- From: Evgen Shirokov iaebd@...
- Date: Mon, 22 Jan 2007 12:57:17 +0300
- Reply-to: "GSBN" GSBN@...
- Sender: "GSBN" GSBN@...
<x-charset koi8-r>Thank you, David, it's right.
Date: Sun, 21 Jan 2007 15:15:15 -0500
Subject: Re: GSBN:Re: GSBN:Re: GSBN:Re: GSBN:GSBN re Ecohouse
> Dear Evgeny,
> I agree with you about the problem of cars and asbestos. But a big part of the reason that the size of the problem with asbestos is so much smaller than the other pollutants you mention is that the industrial use of asbestos today is a tiny fraction of what it was thirty years ago. And of course the actual ratio of the magnitude of comparative risk would be quite difficult to determine.
> More important to me is an ongoing struggle to be working responsibly in this arena. While we need to deal with the whole spectrum of environmental risk and regeneration, and simultaneously make judgments about priorities based on the magnitude of impacts and the resources we have available to address them, we also need to guard against the tendency to see large problems that happen to be dwarfed by even larger problems, as small or insignificant. This crops up repeatedly in my own work and it's critical to be attentive both to where your time and energy and resources go in working on critical issues, and to not let things that you think are second-tier issues backslide into greater crisis because they seem less important at the moment or in comparison to other issues.
> I have watched, over many years, this tendency exert itself in the field of energy related to buildings.

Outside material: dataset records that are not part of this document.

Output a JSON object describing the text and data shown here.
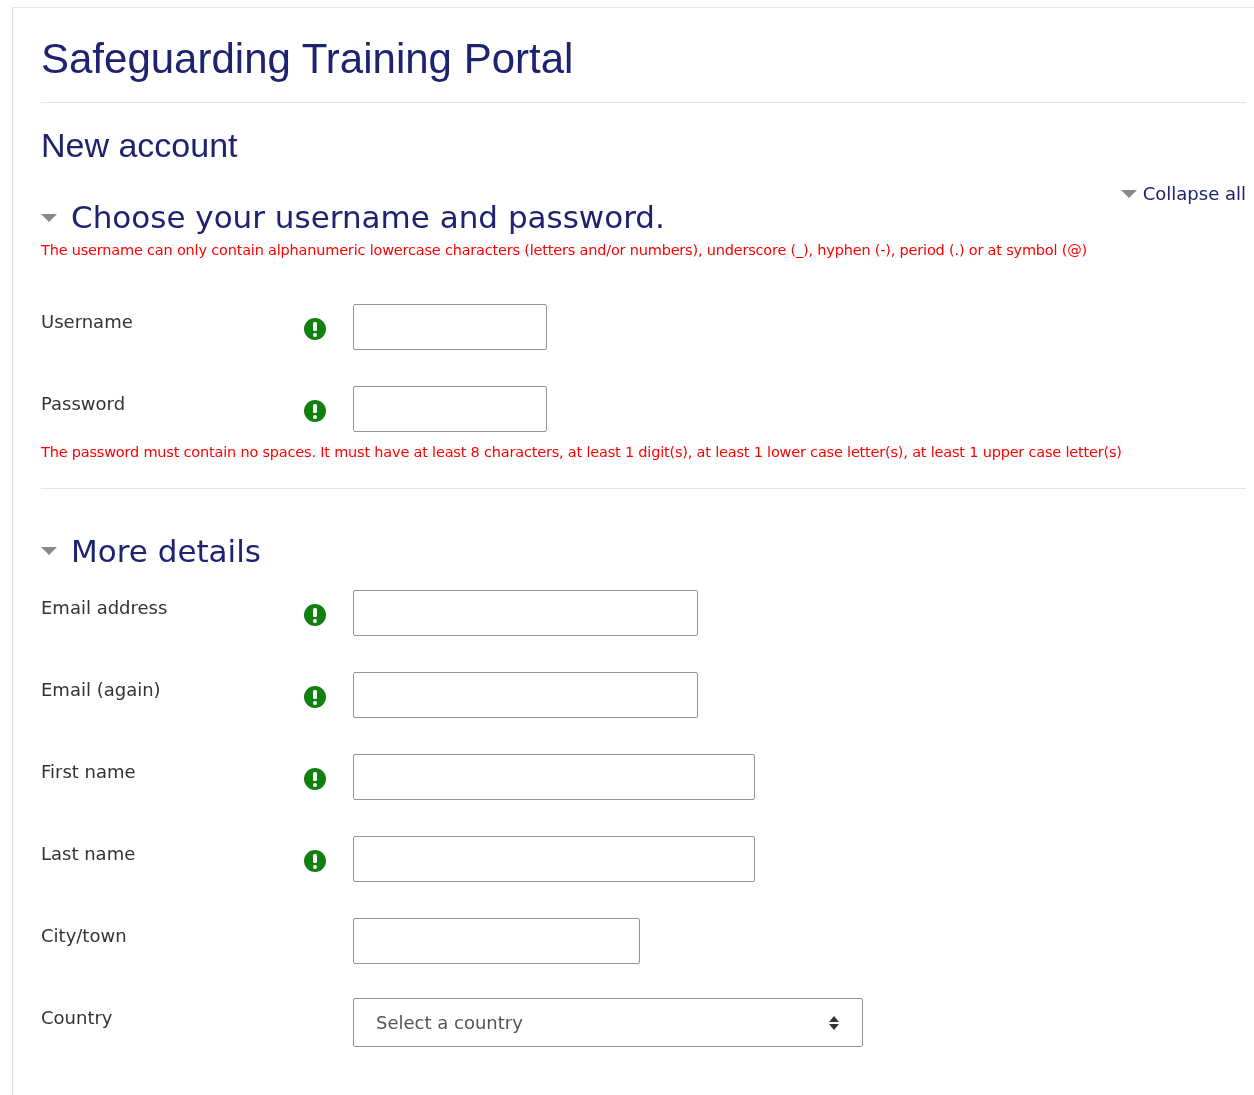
{
  "site_title": "Safeguarding Training Portal",
  "page_heading": "New account",
  "collapse_all": {
    "label": "Collapse all",
    "expanded": true
  },
  "sections": [
    {
      "title": "Choose your username and password.",
      "expanded": true,
      "note_top": "The username can only contain alphanumeric lowercase characters (letters and/or numbers), underscore (_), hyphen (-), period (.) or at symbol (@)",
      "fields": [
        {
          "label": "Username",
          "kind": "text",
          "required": true
        },
        {
          "label": "Password",
          "kind": "password",
          "required": true
        }
      ],
      "note_bottom": "The password must contain no spaces. It must have at least 8 characters, at least 1 digit(s), at least 1 lower case letter(s), at least 1 upper case letter(s)"
    },
    {
      "title": "More details",
      "expanded": true,
      "fields": [
        {
          "label": "Email address",
          "kind": "text",
          "required": true
        },
        {
          "label": "Email (again)",
          "kind": "text",
          "required": true
        },
        {
          "label": "First name",
          "kind": "text",
          "required": true
        },
        {
          "label": "Last name",
          "kind": "text",
          "required": true
        },
        {
          "label": "City/town",
          "kind": "text",
          "required": false
        },
        {
          "label": "Country",
          "kind": "select",
          "required": false,
          "value": "Select a country"
        }
      ]
    }
  ]
}
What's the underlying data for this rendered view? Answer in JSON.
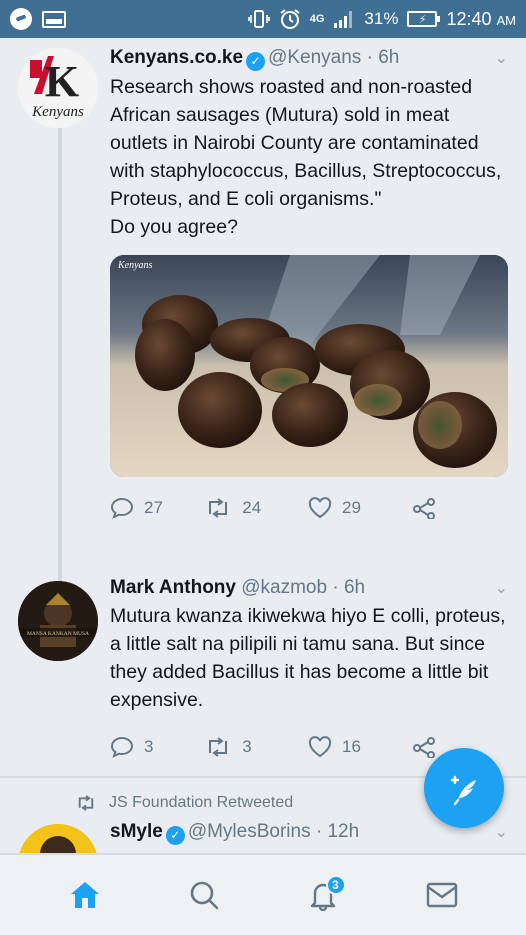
{
  "status_bar": {
    "network": "4G",
    "battery_percent": "31%",
    "time": "12:40",
    "ampm": "AM"
  },
  "tweets": [
    {
      "name": "Kenyans.co.ke",
      "handle": "@Kenyans",
      "time": "· 6h",
      "verified": true,
      "avatar_letter": "K",
      "avatar_caption": "Kenyans",
      "text": "Research shows roasted and non-roasted African sausages (Mutura) sold in meat outlets in Nairobi County are contaminated with staphylococcus, Bacillus, Streptococcus, Proteus, and E coli organisms.\"",
      "text_2": "Do you agree?",
      "media_watermark": "Kenyans",
      "replies": "27",
      "retweets": "24",
      "likes": "29"
    },
    {
      "name": "Mark Anthony",
      "handle": "@kazmob",
      "time": "· 6h",
      "avatar_caption": "MANSA KANKAN MUSA",
      "text": "Mutura kwanza ikiwekwa hiyo E colli, proteus, a little salt na pilipili ni tamu sana. But since they added Bacillus it has become a little bit expensive.",
      "replies": "3",
      "retweets": "3",
      "likes": "16"
    },
    {
      "retweeted_by": "JS Foundation Retweeted",
      "name": "sMyle",
      "handle": "@MylesBorins",
      "time": "· 12h",
      "verified": true
    }
  ],
  "nav": {
    "notifications_badge": "3"
  },
  "colors": {
    "accent": "#1da1f2",
    "status_bar": "#3f6f93",
    "muted_text": "#657786"
  }
}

Operating energy over the life of a building tends to dwarf embodied energy of the materials and systems that go into the construction and maintenance of the building over that time. One is typically a very large amount of energy (and impacts) and the other is a huge amount of energy. That doesn't make the embodied energy smaller, it just makes it seem smaller and less significant - and it is not. But understanding this can open the dialogue into how we can be much more wise about the use of higher impact, higher embodied energy materials where they can have large, longer term paybacks over their own lifecycle and the building's lifecycle. This is a bigger frame of reference and more complex, but very important. I can't tell you, however, how many times I have heard energy "experts" dismiss as insignificant the embodied energy concerns many of us have for this exact lack of context.
> I feel that we're having a similar argument here, and I'm not wanting to argue at all - I'm just trying to be clear that asbestos is not a benign material and its use in buildings can pose very real and significant human health risks over long periods of time. In fact, the diseases that are caused by asbestos, except in extreme and repeated exposures or in combination with other toxic exposures like those for the workers cleaning up at the site of the World Trade Center towers, typically take many years to several decades to show up and when they do they are devastating and typically fatal.
> And I also want to say that I am in total agreement that the reason we are in this group is our strong preference to use materials that we know don't have these kinds of risks associated with their acquisition, manufacture, installation, use, or disposal.
> Warmest regards,